Almost every summer I escape for just one weekend to New Hampshire. There, good friends make a front room in their lake house available to me. It looks out across the water to pine-clad blue hills. The sunsets are spectacular, and I can sit for hours listening to the sound of the water slapping playfully at the boats. When it's really quiet, I exult in the hauntingly beautiful call of the loons. Perfect music to fall asleep to.
My anticipation of this year's visit was as keen as ever. But at 10 o'clock on the first evening, the peace was still being shattered every few minutes by the growling passage of motorcraft, including a hotel pleasure boat rocking to dance music.
There was respite of a kind between midnight and 7 a.m., and then it all started again! How was I ever going to find the peace of mind to do some writing, or even to hear the kettle whistle its invitation to tea and scones?

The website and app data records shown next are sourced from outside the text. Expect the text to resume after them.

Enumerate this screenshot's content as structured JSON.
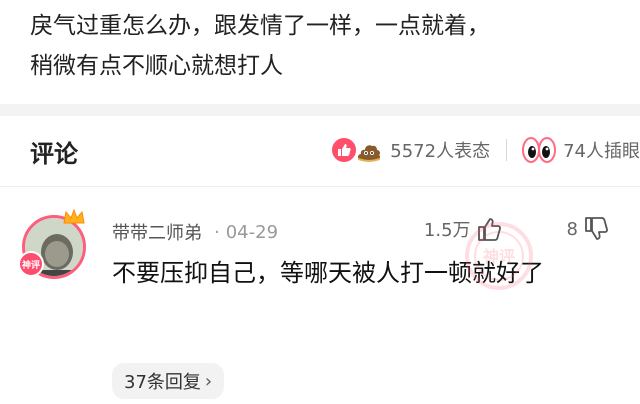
{
  "post": {
    "lines": [
      "戾气过重怎么办，跟发情了一样，一点就着，",
      "稍微有点不顺心就想打人"
    ]
  },
  "comments_section": {
    "title": "评论",
    "reactions": {
      "emote_count": "5572人表态",
      "eye_count": "74人插眼"
    }
  },
  "comment": {
    "author": "带带二师弟",
    "separator": "·",
    "date": "04-29",
    "likes": "1.5万",
    "dislikes": "8",
    "body": "不要压抑自己，等哪天被人打一顿就好了",
    "replies_label": "37条回复",
    "badge_label": "神评",
    "watermark_label": "神评",
    "colors": {
      "accent": "#ff4f6a"
    }
  }
}
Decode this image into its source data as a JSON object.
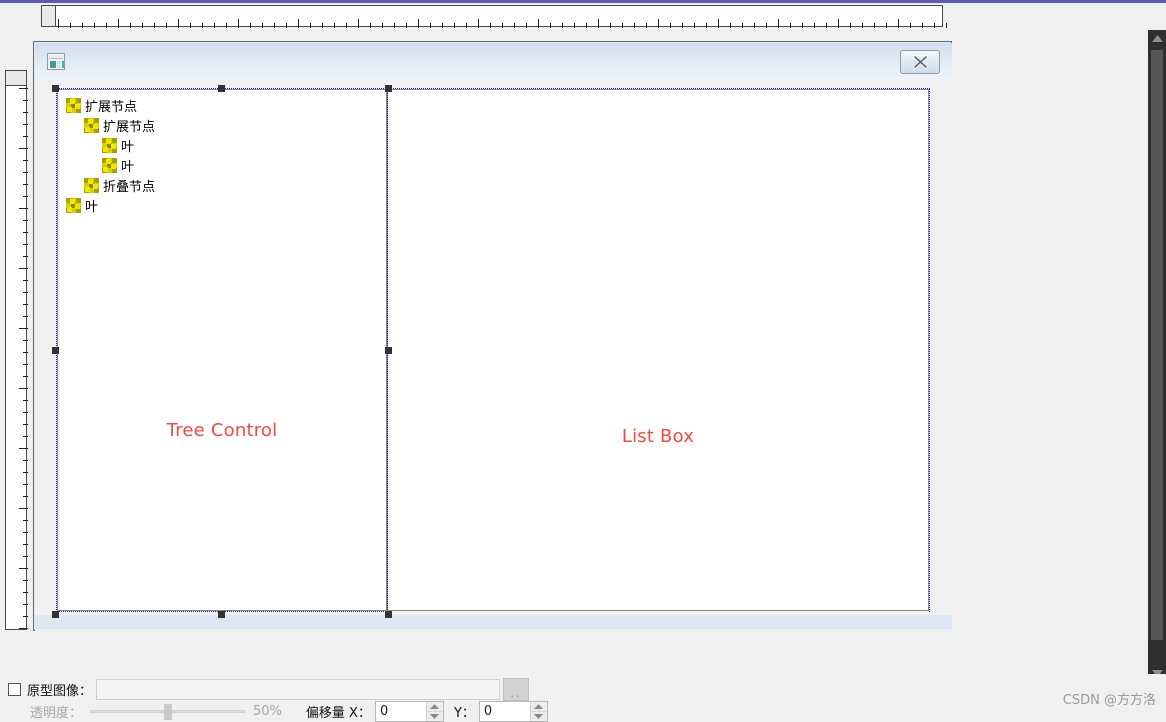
{
  "window": {
    "dialog_icon": "window-icon",
    "close_icon": "close-x-icon"
  },
  "tree_control": {
    "caption": "Tree Control",
    "caption_color": "#f4493f",
    "nodes": [
      {
        "label": "扩展节点",
        "indent": 0,
        "icon": "tree-node-icon"
      },
      {
        "label": "扩展节点",
        "indent": 1,
        "icon": "tree-node-icon"
      },
      {
        "label": "叶",
        "indent": 2,
        "icon": "tree-leaf-icon"
      },
      {
        "label": "叶",
        "indent": 2,
        "icon": "tree-leaf-icon"
      },
      {
        "label": "折叠节点",
        "indent": 1,
        "icon": "tree-node-icon"
      },
      {
        "label": "叶",
        "indent": 0,
        "icon": "tree-leaf-icon"
      }
    ]
  },
  "list_box": {
    "caption": "List Box",
    "caption_color": "#f4493f",
    "items": []
  },
  "bottom_panel": {
    "prototype_image": {
      "checkbox_checked": false,
      "label": "原型图像：",
      "path_value": "",
      "browse_label": ".."
    },
    "opacity": {
      "label": "透明度：",
      "value": 50,
      "value_text": "50%"
    },
    "offset": {
      "label": "偏移量 X：",
      "x_value": "0",
      "y_label": "Y：",
      "y_value": "0"
    }
  },
  "watermark": "CSDN @方方洛",
  "scrollbar": {
    "up_icon": "scroll-up-arrow-icon",
    "down_icon": "scroll-down-arrow-icon"
  }
}
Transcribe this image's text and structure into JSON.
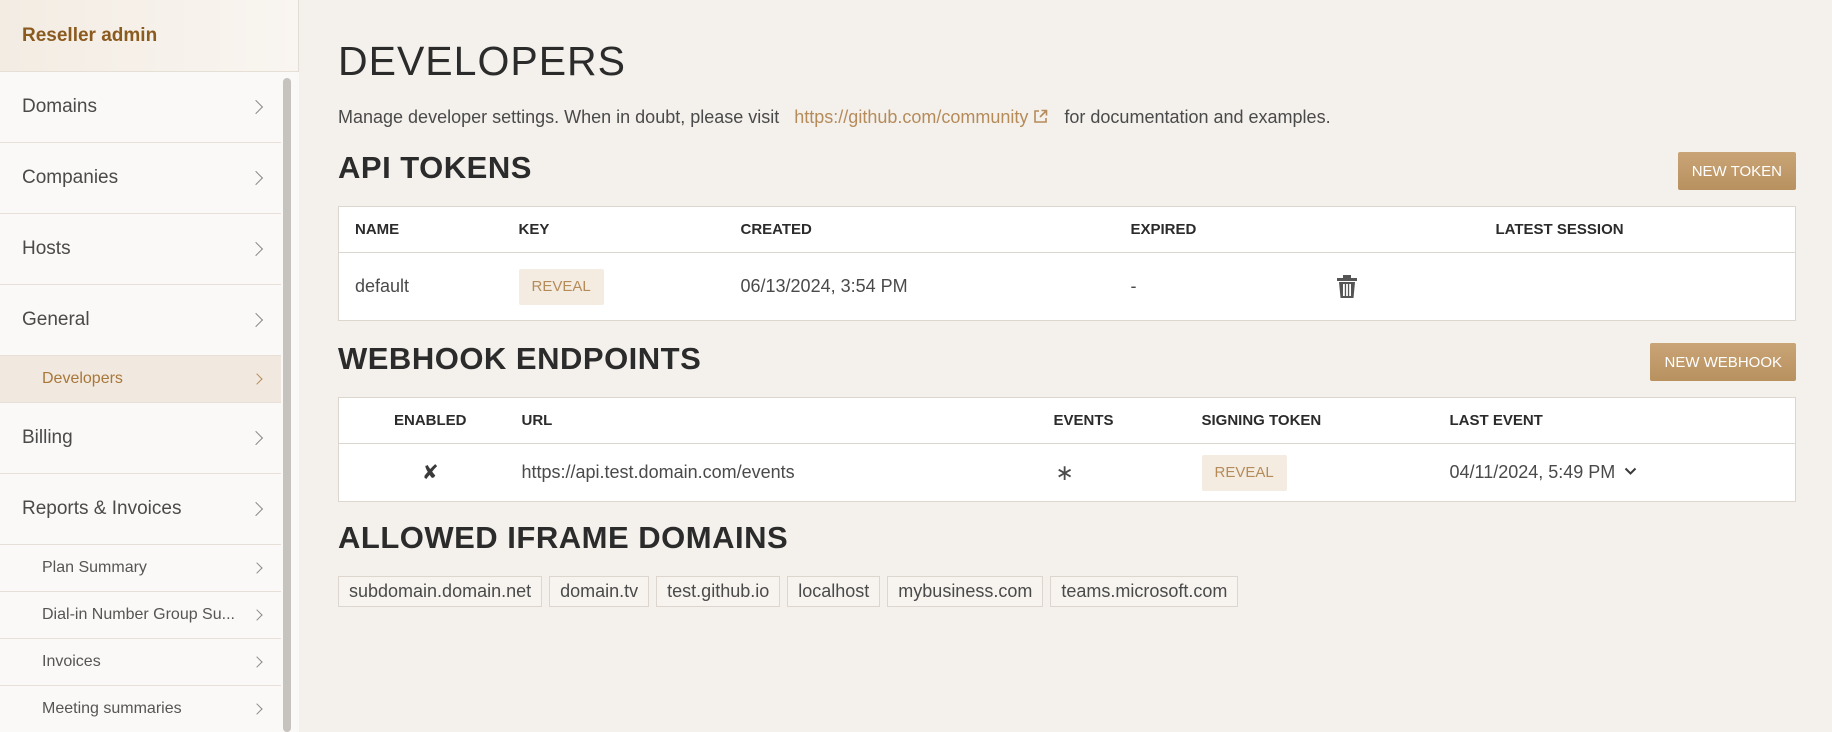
{
  "sidebar": {
    "header": "Reseller admin",
    "items": [
      {
        "label": "Domains"
      },
      {
        "label": "Companies"
      },
      {
        "label": "Hosts"
      },
      {
        "label": "General"
      },
      {
        "label": "Developers"
      },
      {
        "label": "Billing"
      },
      {
        "label": "Reports & Invoices"
      },
      {
        "label": "Plan Summary"
      },
      {
        "label": "Dial-in Number Group Su..."
      },
      {
        "label": "Invoices"
      },
      {
        "label": "Meeting summaries"
      }
    ]
  },
  "page": {
    "title": "DEVELOPERS",
    "intro_prefix": "Manage developer settings. When in doubt, please visit",
    "intro_link": "https://github.com/community",
    "intro_suffix": "for documentation and examples."
  },
  "api_tokens": {
    "title": "API TOKENS",
    "new_button": "NEW TOKEN",
    "columns": [
      "NAME",
      "KEY",
      "CREATED",
      "EXPIRED",
      "LATEST SESSION"
    ],
    "rows": [
      {
        "name": "default",
        "key": "REVEAL",
        "created": "06/13/2024, 3:54 PM",
        "expired": "-",
        "latest_session": ""
      }
    ]
  },
  "webhooks": {
    "title": "WEBHOOK ENDPOINTS",
    "new_button": "NEW WEBHOOK",
    "columns": [
      "ENABLED",
      "URL",
      "EVENTS",
      "SIGNING TOKEN",
      "LAST EVENT"
    ],
    "rows": [
      {
        "enabled": "✘",
        "url": "https://api.test.domain.com/events",
        "events": "∗",
        "signing_token": "REVEAL",
        "last_event": "04/11/2024, 5:49 PM"
      }
    ]
  },
  "iframe": {
    "title": "ALLOWED IFRAME DOMAINS",
    "domains": [
      "subdomain.domain.net",
      "domain.tv",
      "test.github.io",
      "localhost",
      "mybusiness.com",
      "teams.microsoft.com"
    ]
  },
  "icons": {
    "external_link": "external-link-icon",
    "delete": "trash-icon",
    "chevron": "chevron-right-icon",
    "dropdown": "chevron-down-icon"
  },
  "colors": {
    "accent": "#b58b5a",
    "brand": "#8a5a1f",
    "button": "#c0996a"
  }
}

"So, if one wants to pray, it has to be done before seven in the morning," I muttered to our hostess. She understood. But bless her heart, she didn't succumb even for a moment to my disillusionment.
"It depends how you pray," she said with a twinkle in her eye.
As I thought further, I was flooded with the reassurance that God promises us abundant peace. In Isaiah we read, "Thou wilt keep him in perfect peace, whose mind is stayed on thee: because he trusteth in thee" (26:3). I realized that two things are required of us. Our mind, our thought, must be firmly fixed on God - and certainly not on the selfish antics of boaters. And we must trust God to show the way to an inner peace that's beyond the reach of outside disturbance.
I reasoned: Peace is a quality of God, the omnipresent Mind. It is a state of spiritual tranquillity, but not of inactivity. It can't be affected by cars, airplanes, or motorboats. We are made in God's likeness, to reflect this active, spiritual peace. It's part of our being.
Jesus exemplified spiritual peace. He remained inwardly calm in the presence of mental and meteorological storms; stayed undisturbed when hostile opponents sought to destroy him and his message; kept patient when provoked; was compassionate, even when crowds pressed for attention.
For Jesus, even a crown of thorns "was overcrowned with a diadem of duties done," according to Mary Baker Eddy, who discovered Christian Science. "So," she suggested, "let us meekly meet, mercifully forgive, wisely ponder, and lovingly scan the convulsions of mortal mind, that its sudden sallies may help us, not to a start, but to a tenure of unprecarious joy" ("The First Church of Christ, Scientist, and Miscellany," pg. 201).
Inner peace can come when we look to Christ's example and recognize that living in the presence of the divine Mind silences the clamor of disturbed thinking as griping never could. And spiritual peace isn't merely an absence of inner disturbance. It's a state of mind that has a healing effect on outward circumstances as well.
It seems the things that bother us have all sorts of causes that we have no control over. Yet many people have found that when they hold steadfastly to the concept of God as ever present and omnipotent and good, they find less disturbance in their thoughts and less discord in their lives. A firm trust in God's healing power restores true peace, poise, and serenity; and this is not only comforting, but entirely natural and normal.
Not until about 4 o'clock on Saturday afternoon - the lake's busiest day - did I realize I hadn't heard a motorboat for hours. In fact, dozens had whipped past. I had savored several chapters of the Bible, and had prayed for my family, my church, and the world.
Suddenly, I heard a familiar call from down by the dock. I ran out to see several elegant black-and-white heads bobbing in the water - four loons as close as I'd ever seen them. At that moment a motorboat swept toward them. But they looked up without fear, and challenged the boat with firm, clear love calls. How unruffled can one get?
Perhaps I'd got to the same point. On that busy, noisy Saturday I had found the "perfect peace" and "unprecarious joy" I sought - and completed the article you may have just read.
(c) Copyright 1999. The Christian Science Publishing Society